__Your assignment__
Write out the line with "Decode this image" and every later line through the end of the data below, exactly as given, with no pictures in the copy.
Records provided START
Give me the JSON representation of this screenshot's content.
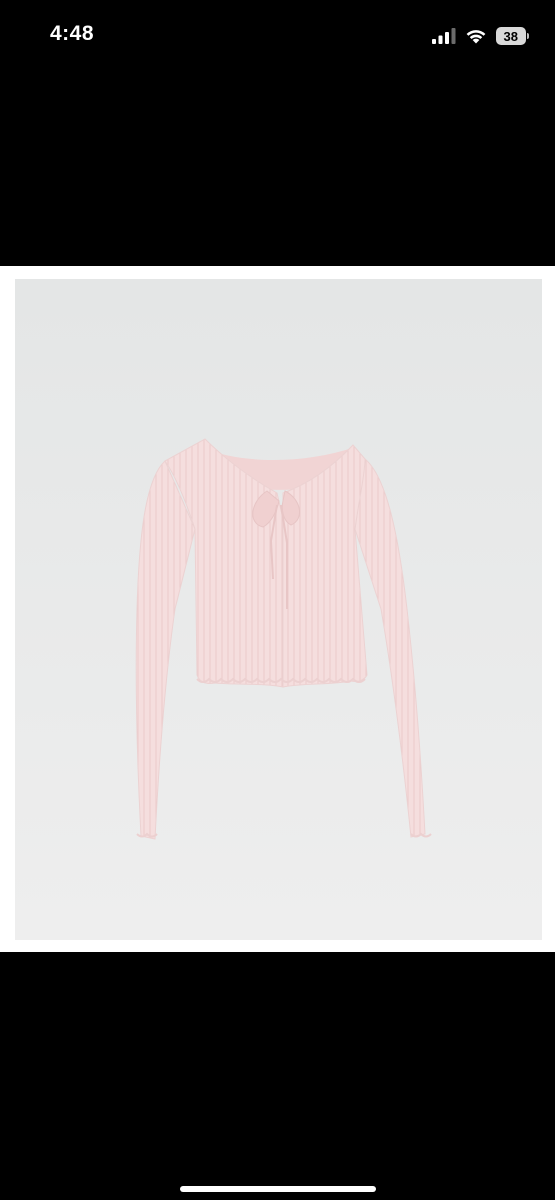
{
  "status_bar": {
    "time": "4:48",
    "battery_level": "38",
    "signal_icon": "cellular-signal-icon",
    "wifi_icon": "wifi-icon",
    "battery_icon": "battery-icon"
  },
  "image_viewer": {
    "content": "product-photo",
    "subject_icon": "cardigan-icon"
  },
  "colors": {
    "background": "#000000",
    "photo_background": "#e9eaea",
    "garment": "#f4dcdc"
  }
}
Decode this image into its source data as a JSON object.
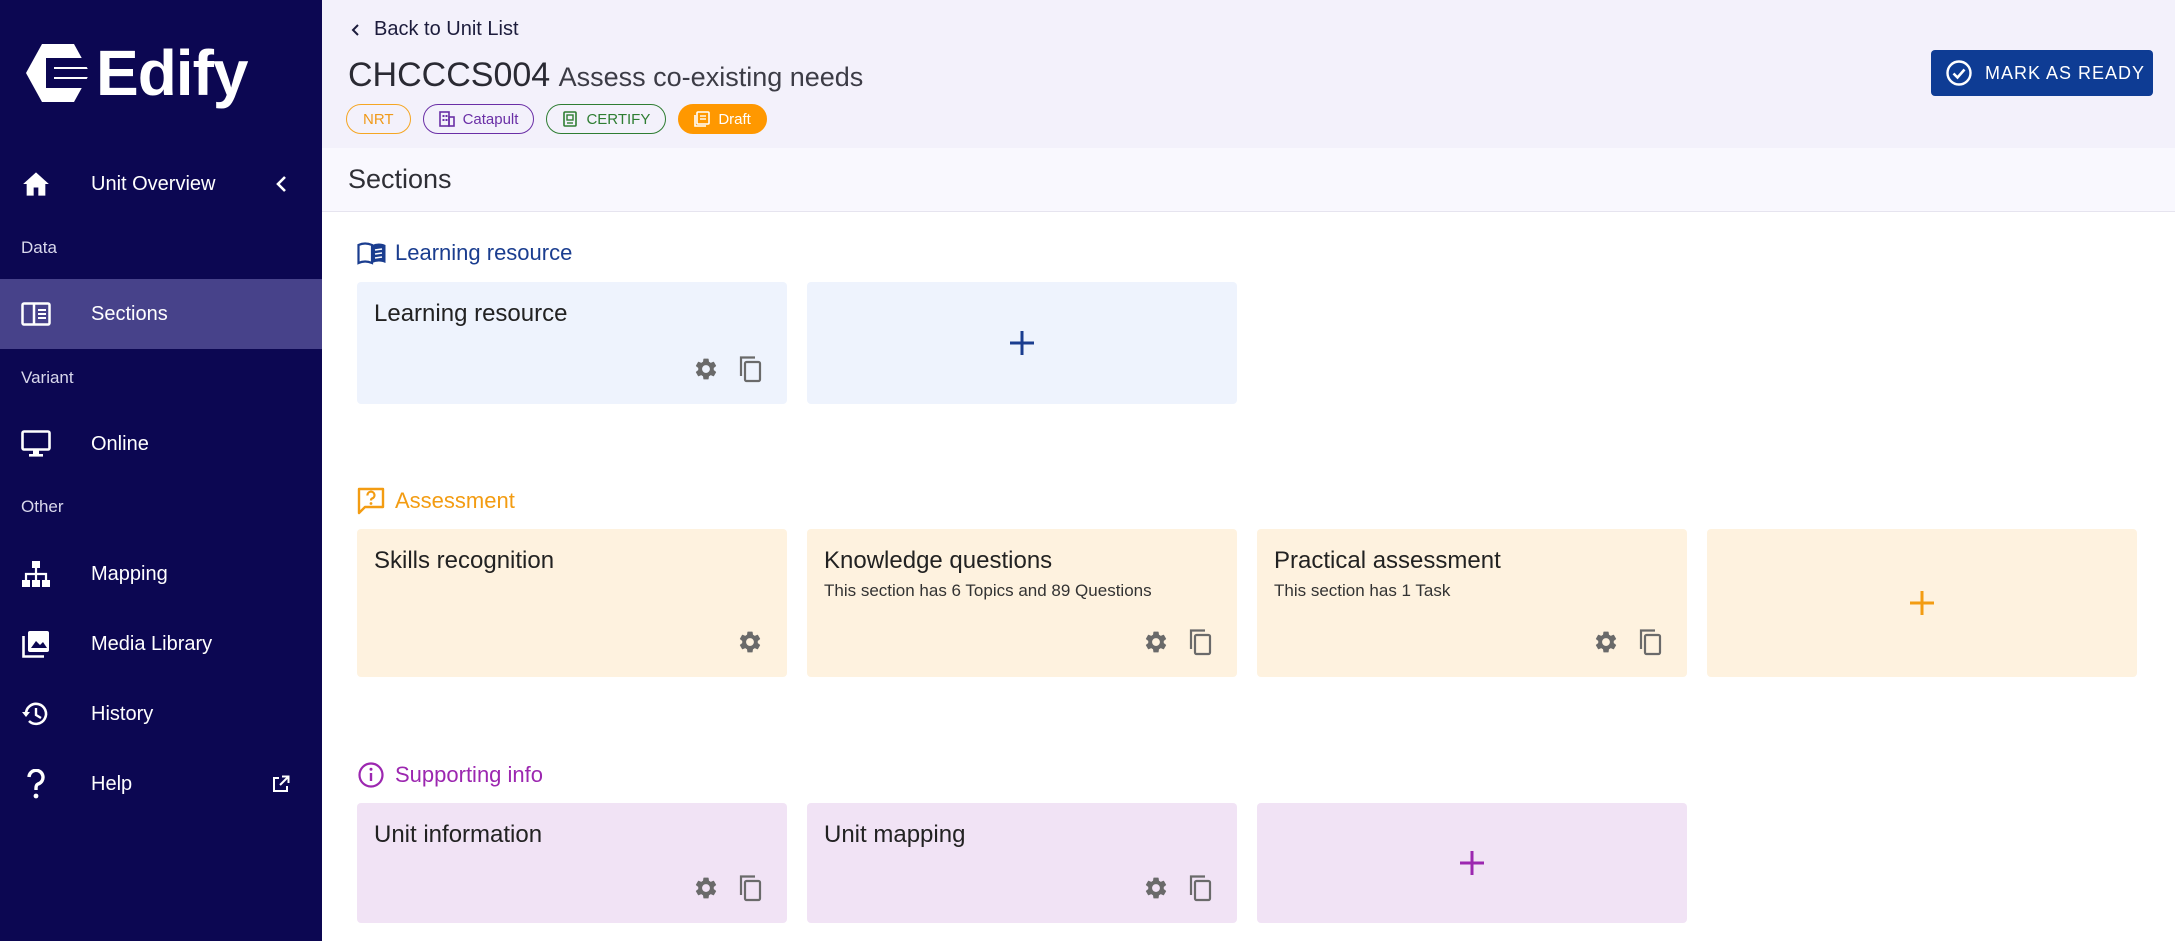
{
  "sidebar": {
    "logo_text": "Edify",
    "nav": {
      "unit_overview": "Unit Overview",
      "section_data": "Data",
      "sections": "Sections",
      "section_variant": "Variant",
      "online": "Online",
      "section_other": "Other",
      "mapping": "Mapping",
      "media_library": "Media Library",
      "history": "History",
      "help": "Help"
    }
  },
  "header": {
    "back_label": "Back to Unit List",
    "unit_code": "CHCCCS004",
    "unit_name": "Assess co-existing needs",
    "badges": {
      "nrt": "NRT",
      "catapult": "Catapult",
      "certify": "CERTIFY",
      "draft": "Draft"
    },
    "mark_ready_label": "MARK AS READY"
  },
  "sections_title": "Sections",
  "groups": {
    "learning_resource": {
      "title": "Learning resource",
      "cards": [
        {
          "title": "Learning resource"
        }
      ]
    },
    "assessment": {
      "title": "Assessment",
      "cards": [
        {
          "title": "Skills recognition"
        },
        {
          "title": "Knowledge questions",
          "subtitle": "This section has 6 Topics and 89 Questions"
        },
        {
          "title": "Practical assessment",
          "subtitle": "This section has 1 Task"
        }
      ]
    },
    "supporting_info": {
      "title": "Supporting info",
      "cards": [
        {
          "title": "Unit information"
        },
        {
          "title": "Unit mapping"
        }
      ]
    }
  },
  "colors": {
    "sidebar_bg": "#0c0752",
    "sidebar_active": "#47428a",
    "primary_blue": "#0e3c94",
    "learning_accent": "#1a3d8f",
    "assessment_accent": "#f39c12",
    "supporting_accent": "#9c27b0"
  }
}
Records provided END
__Reply to the task__
Decode this image into its source data as a JSON object.
{
  "sidebar": {
    "logo_text": "Edify",
    "nav": {
      "unit_overview": "Unit Overview",
      "section_data": "Data",
      "sections": "Sections",
      "section_variant": "Variant",
      "online": "Online",
      "section_other": "Other",
      "mapping": "Mapping",
      "media_library": "Media Library",
      "history": "History",
      "help": "Help"
    }
  },
  "header": {
    "back_label": "Back to Unit List",
    "unit_code": "CHCCCS004",
    "unit_name": "Assess co-existing needs",
    "badges": {
      "nrt": "NRT",
      "catapult": "Catapult",
      "certify": "CERTIFY",
      "draft": "Draft"
    },
    "mark_ready_label": "MARK AS READY"
  },
  "sections_title": "Sections",
  "groups": {
    "learning_resource": {
      "title": "Learning resource",
      "cards": [
        {
          "title": "Learning resource"
        }
      ]
    },
    "assessment": {
      "title": "Assessment",
      "cards": [
        {
          "title": "Skills recognition"
        },
        {
          "title": "Knowledge questions",
          "subtitle": "This section has 6 Topics and 89 Questions"
        },
        {
          "title": "Practical assessment",
          "subtitle": "This section has 1 Task"
        }
      ]
    },
    "supporting_info": {
      "title": "Supporting info",
      "cards": [
        {
          "title": "Unit information"
        },
        {
          "title": "Unit mapping"
        }
      ]
    }
  },
  "colors": {
    "sidebar_bg": "#0c0752",
    "sidebar_active": "#47428a",
    "primary_blue": "#0e3c94",
    "learning_accent": "#1a3d8f",
    "assessment_accent": "#f39c12",
    "supporting_accent": "#9c27b0"
  }
}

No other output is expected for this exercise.